July 2015

Pinpointing Pain Treatments
Here is a quick reference guide to pain treatments. When seeking treatment options, consult with a pharmacist or physician for one’s specific pain issue.

Pain, the occasional visitor or the unwanted guest who refuses to leave, cripples life. The good news is that Wisconsin’s health care professionals are intent on stopping both.

Three pain specialists define pain and its effects in medical and everyday terms. Dr. Dermott More-O’Ferrall, chief medical officer of Advanced Pain Management in Greenfield; Dr. Nathan Rudin, medical director of the UW-Madison Health Pain Treatment and Research Center; and Dr. Yechiel Kleen, a ProHealth Care pyschiatrist in Waukesha, emphasize containing acute, episodic pain before it becomes a debilitating, chronic condition. "There are different types of pain, including a stabbing, burning sensation and acute neuropathic that affects the central nervous system," More-O’Ferrall says.

While Rudin says the International Association for the Study for Pain identifies pain in long form, he provides a simpler definition: "It is an unpleasant sensation, and it is physical and emotional, which is just as important and can be expressed in terms of tissue damage."

Kleen defines pain in terms of its effects. "It’s a subjective experience impacting the body and mind," he says. "I always ask my patients, ‘So what is this doing to your life?’"

Pain treatment, physicians say, has changed dramatically over the past several decades.

"In the late 1980s, opiates — narcotics — were beginning to be used for chronic pain," Rudin says. "In the 1990s, everyone was using them, and they were overprescribed. Now, the pendulum is swinging back (to not prescribing narcotics)."

Treatments have evolved in approach, and more is on the horizon. Rudin points to medicine looking at the healing factors of blood platelets, and More-O’Farrell says Advanced Pain Management is part of a national study examining if stem cell therapy is an effective pain treatment.

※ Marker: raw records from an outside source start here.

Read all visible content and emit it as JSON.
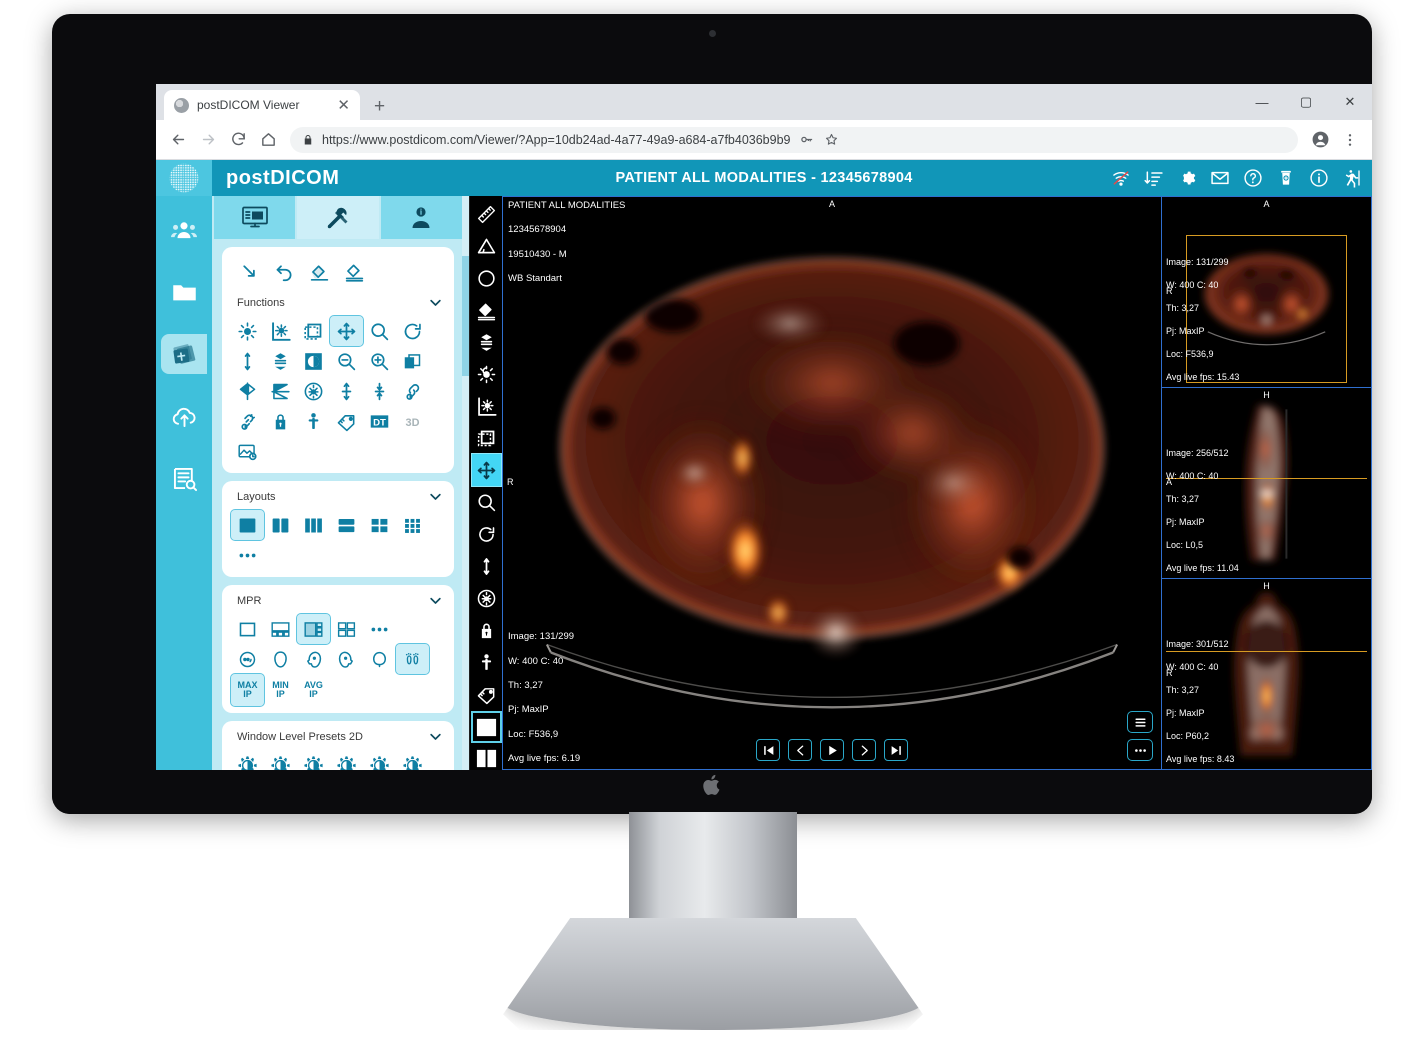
{
  "browser": {
    "tab_title": "postDICOM Viewer",
    "tab_close": "✕",
    "new_tab": "+",
    "url": "https://www.postdicom.com/Viewer/?App=10db24ad-4a77-49a9-a684-a7fb4036b9b9",
    "minimize": "—",
    "maximize": "▢",
    "close": "✕",
    "back_icon": "back-arrow-icon",
    "forward_icon": "forward-arrow-icon",
    "reload_icon": "reload-icon",
    "home_icon": "home-icon",
    "lock_icon": "lock-icon",
    "key_icon": "key-icon",
    "star_icon": "star-icon",
    "profile_icon": "profile-icon",
    "menu_icon": "kebab-menu-icon"
  },
  "header": {
    "brand": "postDICOM",
    "title": "PATIENT ALL MODALITIES - 12345678904",
    "accent": "#1196b8",
    "logo_bg": "#4cc6e0",
    "icons": [
      {
        "name": "wifi-off-icon"
      },
      {
        "name": "sort-descending-icon"
      },
      {
        "name": "gear-icon"
      },
      {
        "name": "mail-icon"
      },
      {
        "name": "help-icon"
      },
      {
        "name": "delete-study-icon"
      },
      {
        "name": "info-icon"
      },
      {
        "name": "exit-icon"
      }
    ]
  },
  "rail": {
    "items": [
      {
        "name": "sidebar-item-patients",
        "active": false
      },
      {
        "name": "sidebar-item-folders",
        "active": false
      },
      {
        "name": "sidebar-item-studies",
        "active": true
      },
      {
        "name": "sidebar-item-upload",
        "active": false
      },
      {
        "name": "sidebar-item-reports",
        "active": false
      }
    ]
  },
  "toolpanel": {
    "tabs": [
      {
        "name": "tab-study",
        "active": false
      },
      {
        "name": "tab-tools",
        "active": true
      },
      {
        "name": "tab-patient-info",
        "active": false
      }
    ],
    "quick_actions": [
      {
        "name": "cursor-arrow-icon"
      },
      {
        "name": "undo-icon"
      },
      {
        "name": "erase-annotation-icon"
      },
      {
        "name": "erase-all-icon"
      }
    ],
    "sections": [
      {
        "title": "Functions",
        "tools": [
          {
            "name": "brightness-icon",
            "sel": false
          },
          {
            "name": "window-level-icon",
            "sel": false
          },
          {
            "name": "roi-select-icon",
            "sel": false
          },
          {
            "name": "pan-icon",
            "sel": true
          },
          {
            "name": "zoom-icon",
            "sel": false
          },
          {
            "name": "rotate-icon",
            "sel": false
          },
          {
            "name": "flip-vertical-icon",
            "sel": false
          },
          {
            "name": "stack-scroll-icon",
            "sel": false
          },
          {
            "name": "invert-icon",
            "sel": false
          },
          {
            "name": "zoom-out-icon",
            "sel": false
          },
          {
            "name": "zoom-in-icon",
            "sel": false
          },
          {
            "name": "fit-window-icon",
            "sel": false
          },
          {
            "name": "flip-horizontal-icon",
            "sel": false
          },
          {
            "name": "flip-vertical-image-icon",
            "sel": false
          },
          {
            "name": "reset-icon",
            "sel": false
          },
          {
            "name": "vertical-resize-icon",
            "sel": false
          },
          {
            "name": "collapse-icon",
            "sel": false
          },
          {
            "name": "link-series-icon",
            "sel": false
          },
          {
            "name": "unlink-series-icon",
            "sel": false
          },
          {
            "name": "lock-icon",
            "sel": false
          },
          {
            "name": "patient-orientation-icon",
            "sel": false
          },
          {
            "name": "tag-icon",
            "sel": false
          },
          {
            "name": "dt-icon",
            "sel": false
          },
          {
            "name": "three-d-icon",
            "sel": false,
            "disabled": true
          },
          {
            "name": "image-settings-icon",
            "sel": false
          }
        ]
      },
      {
        "title": "Layouts",
        "tools": [
          {
            "name": "layout-1x1-icon",
            "sel": true
          },
          {
            "name": "layout-1x2-icon",
            "sel": false
          },
          {
            "name": "layout-1x3-icon",
            "sel": false
          },
          {
            "name": "layout-2x1-icon",
            "sel": false
          },
          {
            "name": "layout-2x2-icon",
            "sel": false
          },
          {
            "name": "layout-3x3-icon",
            "sel": false
          },
          {
            "name": "layout-more-icon",
            "sel": false
          }
        ]
      },
      {
        "title": "MPR",
        "tools": [
          {
            "name": "mpr-single-icon",
            "sel": false
          },
          {
            "name": "mpr-one-plus-three-icon",
            "sel": false
          },
          {
            "name": "mpr-side-stack-icon",
            "sel": true
          },
          {
            "name": "mpr-quad-icon",
            "sel": false
          },
          {
            "name": "mpr-more-icon",
            "sel": false
          },
          {
            "name": "orientation-axial-icon",
            "sel": false
          },
          {
            "name": "orientation-coronal-icon",
            "sel": false
          },
          {
            "name": "orientation-sagittal-left-icon",
            "sel": false
          },
          {
            "name": "orientation-sagittal-right-icon",
            "sel": false
          },
          {
            "name": "orientation-vertex-icon",
            "sel": false
          },
          {
            "name": "orientation-feet-icon",
            "sel": true
          }
        ],
        "projections": [
          {
            "name": "maxip-button",
            "line1": "MAX",
            "line2": "IP",
            "sel": true
          },
          {
            "name": "minip-button",
            "line1": "MIN",
            "line2": "IP",
            "sel": false
          },
          {
            "name": "avgip-button",
            "line1": "AVG",
            "line2": "IP",
            "sel": false
          }
        ]
      },
      {
        "title": "Window Level Presets 2D",
        "tools": [
          {
            "name": "preset-1-icon",
            "sel": false
          },
          {
            "name": "preset-2-icon",
            "sel": false
          },
          {
            "name": "preset-3-icon",
            "sel": false
          },
          {
            "name": "preset-4-icon",
            "sel": false
          },
          {
            "name": "preset-5-icon",
            "sel": false
          },
          {
            "name": "preset-6-icon",
            "sel": false
          },
          {
            "name": "preset-7-icon",
            "sel": false
          }
        ]
      }
    ]
  },
  "vtoolbar": {
    "tools": [
      {
        "name": "ruler-icon",
        "sel": false
      },
      {
        "name": "angle-icon",
        "sel": false
      },
      {
        "name": "ellipse-roi-icon",
        "sel": false
      },
      {
        "name": "eraser-icon",
        "sel": false
      },
      {
        "name": "stack-scroll-icon",
        "sel": false
      },
      {
        "name": "brightness-icon",
        "sel": false
      },
      {
        "name": "window-level-icon",
        "sel": false
      },
      {
        "name": "roi-select-icon",
        "sel": false
      },
      {
        "name": "pan-icon",
        "sel": true
      },
      {
        "name": "zoom-icon",
        "sel": false
      },
      {
        "name": "rotate-icon",
        "sel": false
      },
      {
        "name": "flip-vertical-icon",
        "sel": false
      },
      {
        "name": "reset-icon",
        "sel": false
      },
      {
        "name": "lock-icon",
        "sel": false
      },
      {
        "name": "patient-orientation-icon",
        "sel": false
      },
      {
        "name": "tag-icon",
        "sel": false
      }
    ],
    "layouts": [
      {
        "name": "layout-1x1-icon",
        "sel": true
      },
      {
        "name": "layout-1x2-icon",
        "sel": false
      }
    ]
  },
  "viewports": {
    "main": {
      "patient_name": "PATIENT ALL MODALITIES",
      "patient_id": "12345678904",
      "patient_dob_sex": "19510430 - M",
      "series_desc": "WB Standart",
      "orient_top": "A",
      "orient_left": "R",
      "image": "Image: 131/299",
      "window": "W: 400 C: 40",
      "thickness": "Th: 3,27",
      "projection": "Pj: MaxIP",
      "location": "Loc: F536,9",
      "fps": "Avg live fps: 6.19"
    },
    "playback": [
      {
        "name": "first-frame-button",
        "icon": "skip-start-icon"
      },
      {
        "name": "previous-frame-button",
        "icon": "chevron-left-icon"
      },
      {
        "name": "play-button",
        "icon": "play-icon"
      },
      {
        "name": "next-frame-button",
        "icon": "chevron-right-icon"
      },
      {
        "name": "last-frame-button",
        "icon": "skip-end-icon"
      }
    ],
    "corner_buttons": [
      {
        "name": "viewport-menu-button",
        "icon": "hamburger-icon"
      },
      {
        "name": "viewport-more-button",
        "icon": "ellipsis-icon"
      }
    ],
    "side": [
      {
        "name": "thumbnail-viewport-axial",
        "orient_top": "A",
        "orient_left": "R",
        "image": "Image: 131/299",
        "window": "W: 400 C: 40",
        "thickness": "Th: 3,27",
        "projection": "Pj: MaxIP",
        "location": "Loc: F536,9",
        "fps": "Avg live fps: 15.43"
      },
      {
        "name": "thumbnail-viewport-sagittal",
        "orient_top": "H",
        "orient_left": "A",
        "image": "Image: 256/512",
        "window": "W: 400 C: 40",
        "thickness": "Th: 3,27",
        "projection": "Pj: MaxIP",
        "location": "Loc: L0,5",
        "fps": "Avg live fps: 11.04"
      },
      {
        "name": "thumbnail-viewport-coronal",
        "orient_top": "H",
        "orient_left": "R",
        "image": "Image: 301/512",
        "window": "W: 400 C: 40",
        "thickness": "Th: 3,27",
        "projection": "Pj: MaxIP",
        "location": "Loc: P60,2",
        "fps": "Avg live fps: 8.43"
      }
    ]
  }
}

In any case, the future of health care specialists helping pain sufferers may depend on what modalities are recognized by payors.

"Our ability to use a multidisciplinary approach is essential," Kleen says. "For us to use the tools that are available, insurance companies will need to support all of this."


This story ran in the July 2015 issue of: